Back in early 2001, when Wall Street was still forecasting solid growth for what eventually proved to be a recession year, one independent research firm took a contrarian view.

The Economic Cycle Research Institute, which tracks a number of leading indicators, said recession was imminent, and it turned out they were right on the money.

Recently, ECRI has resisted predicting a contraction despite all the gloom surrounding the housing market. But that could be about to change, a shift that might herald further gains in government bonds despite Thursday's dramatic selloff.

The growth rate on the firm's weekly leading index fell to minus 7.1 percent last week, a six-year-low that Managing Director Lakshman Achuthan says points to an increasingly inevitable period of economic contraction.

"We're running out of time if we want to avert a recession," he said. "The self-reinforcing downturn has just begun."

This means Treasuries, which many deem overvalued, might still stand to benefit from further downturns in the data, as well as bad news from the banking sector.
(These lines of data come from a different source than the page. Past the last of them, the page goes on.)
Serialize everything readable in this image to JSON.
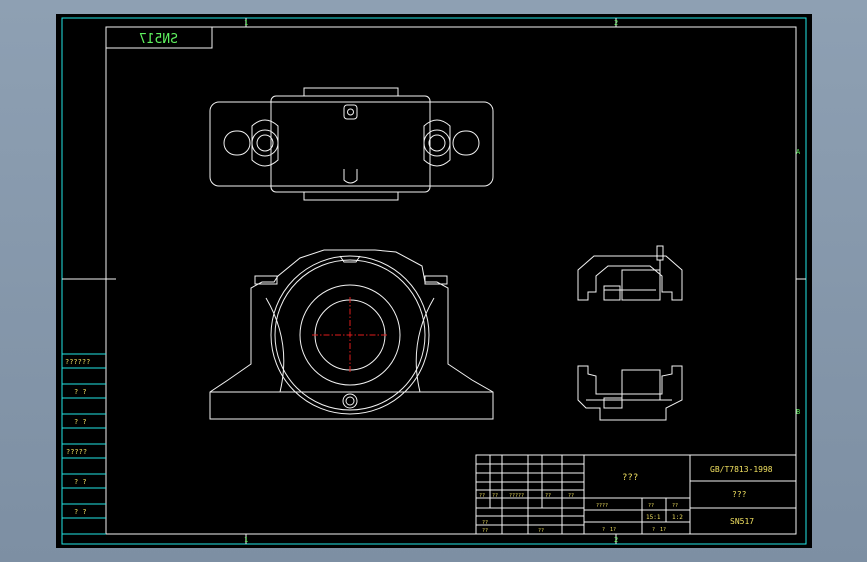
{
  "drawing": {
    "model_label": "SN517",
    "zone_marks": {
      "top_1": "1",
      "top_2": "2",
      "bottom_1": "1",
      "bottom_2": "2",
      "right_a": "A",
      "right_b": "B"
    }
  },
  "left_strip": {
    "labels": [
      "??????",
      "? ?",
      "? ?",
      "?????",
      "? ?",
      "? ?"
    ]
  },
  "title_block": {
    "title_center": "???",
    "standard": "GB/T7813-1998",
    "material": "???",
    "part_name": "SN517",
    "sign_row": [
      "??",
      "??",
      "?????",
      "??",
      "??"
    ],
    "left_rows": [
      "??",
      "??",
      "??"
    ],
    "left_row_mid": "??",
    "scale_header": [
      "????",
      "??",
      "??"
    ],
    "scale_values": [
      "15:1",
      "1:2"
    ],
    "sheet_row": [
      "?",
      "1?",
      "?",
      "1?"
    ]
  }
}
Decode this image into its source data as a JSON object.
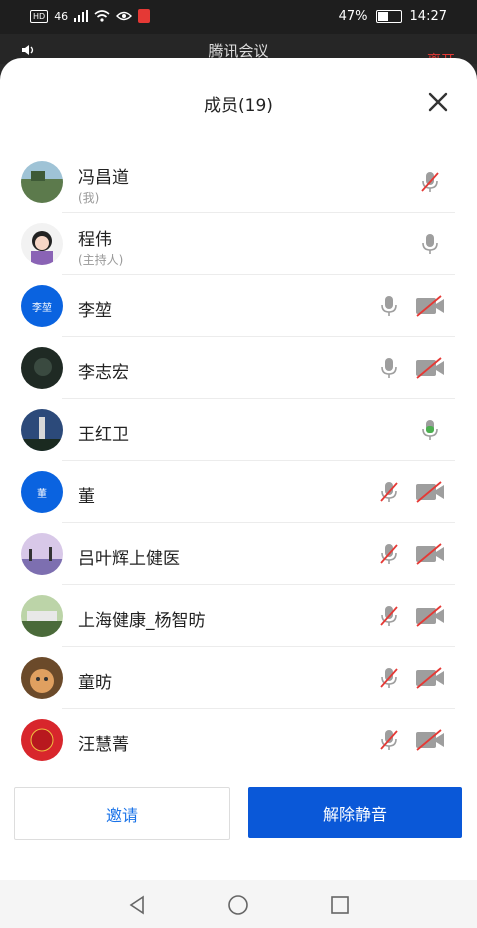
{
  "status_bar": {
    "network": "HD",
    "signal": "46",
    "battery": "47%",
    "time": "14:27"
  },
  "app": {
    "title": "腾讯会议",
    "end_label": "离开"
  },
  "panel": {
    "title": "成员(19)"
  },
  "members": [
    {
      "name": "冯昌道",
      "role": "(我)",
      "avatar": "photo-lake",
      "mic": "muted",
      "camera": "none"
    },
    {
      "name": "程伟",
      "role": "(主持人)",
      "avatar": "photo-cartoon",
      "mic": "on",
      "camera": "none"
    },
    {
      "name": "李堃",
      "role": "",
      "avatar_text": "李堃",
      "mic": "on",
      "camera": "off"
    },
    {
      "name": "李志宏",
      "role": "",
      "avatar": "photo-dark",
      "mic": "on",
      "camera": "off"
    },
    {
      "name": "王红卫",
      "role": "",
      "avatar": "photo-tower",
      "mic": "speaking",
      "camera": "none"
    },
    {
      "name": "董",
      "role": "",
      "avatar_text": "董",
      "mic": "muted",
      "camera": "off"
    },
    {
      "name": "吕叶辉上健医",
      "role": "",
      "avatar": "photo-sunset",
      "mic": "muted",
      "camera": "off"
    },
    {
      "name": "上海健康_杨智昉",
      "role": "",
      "avatar": "photo-garden",
      "mic": "muted",
      "camera": "off"
    },
    {
      "name": "童昉",
      "role": "",
      "avatar": "photo-cat",
      "mic": "muted",
      "camera": "off"
    },
    {
      "name": "汪慧菁",
      "role": "",
      "avatar": "photo-red",
      "mic": "muted",
      "camera": "off"
    }
  ],
  "actions": {
    "invite": "邀请",
    "unmute_all": "解除静音"
  },
  "colors": {
    "accent": "#0a58d8",
    "muted_slash": "#e53935",
    "speaking": "#4caf50",
    "icon_gray": "#9e9e9e"
  }
}
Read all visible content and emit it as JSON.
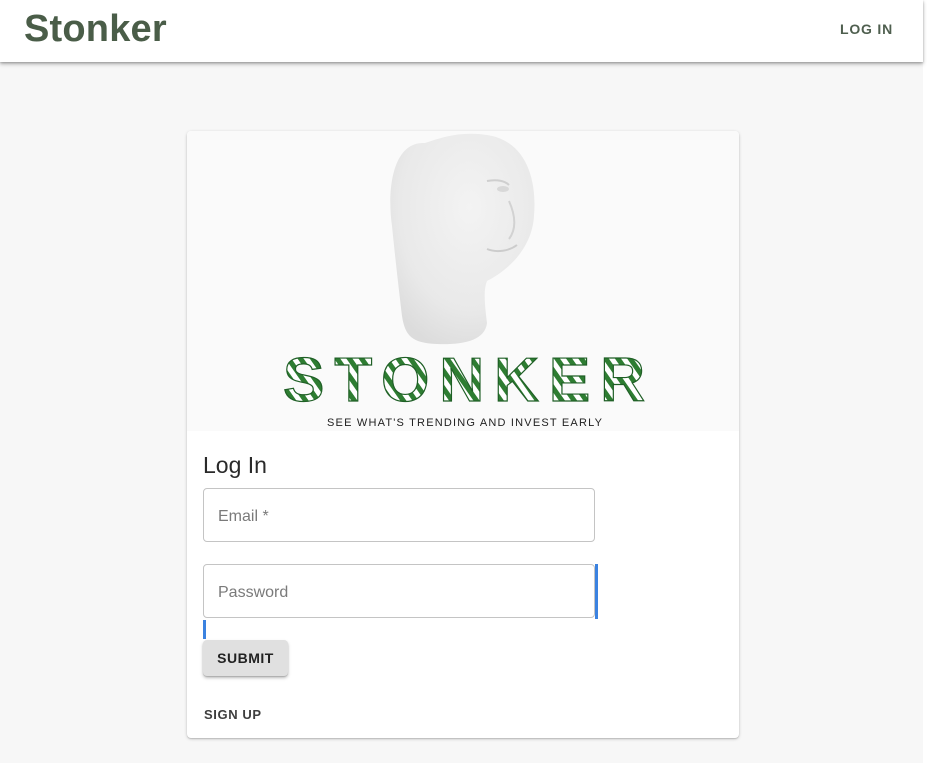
{
  "appbar": {
    "brand": "Stonker",
    "login_label": "LOG IN"
  },
  "hero": {
    "logo_word": "STONKER",
    "tagline": "SEE WHAT'S TRENDING AND INVEST EARLY"
  },
  "login_form": {
    "title": "Log In",
    "email": {
      "placeholder": "Email *",
      "value": ""
    },
    "password": {
      "placeholder": "Password",
      "value": ""
    },
    "submit_label": "SUBMIT",
    "signup_label": "SIGN UP"
  },
  "colors": {
    "brand_text": "#4a5d48",
    "logo_green": "#2e7d32",
    "focus_blue": "#3b82e0",
    "button_bg": "#e0e0e0"
  }
}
Bond yields have fallen to their lowest in over four years as the troubles that began in housing spread to the rest of the financial system. A recent stock market slide has accentuated the Treasury market's gains.

In the absence of major data releases on Friday, analysts said bonds could bounce back after across-the-board losses on Thursday, including a vertiginous drop of over 3 full points in the price of the 30-year bond .

The Federal Reserve has already slashed interest rates by more than two percentage points since September, yet many argue this has done little to assuage the anxiety plaguing financial markets.

Wall Street expects more rate cuts in March, a prospect that will further bolster bonds -- even if yields remain well below fed funds.

"The Fed's actions have so far failed to soothe investors," said Thomas Higgins, chief U.S. economist at Payden & Rygel. "Event risk remains high with fears of downgrades of bond insurers increasing the prospects of further write-downs in the financial sector. Financial markets remain volatile and there has been a flight to safety in the U.S. Treasury market."
VIEW THIS ARTICLE ON REUTERS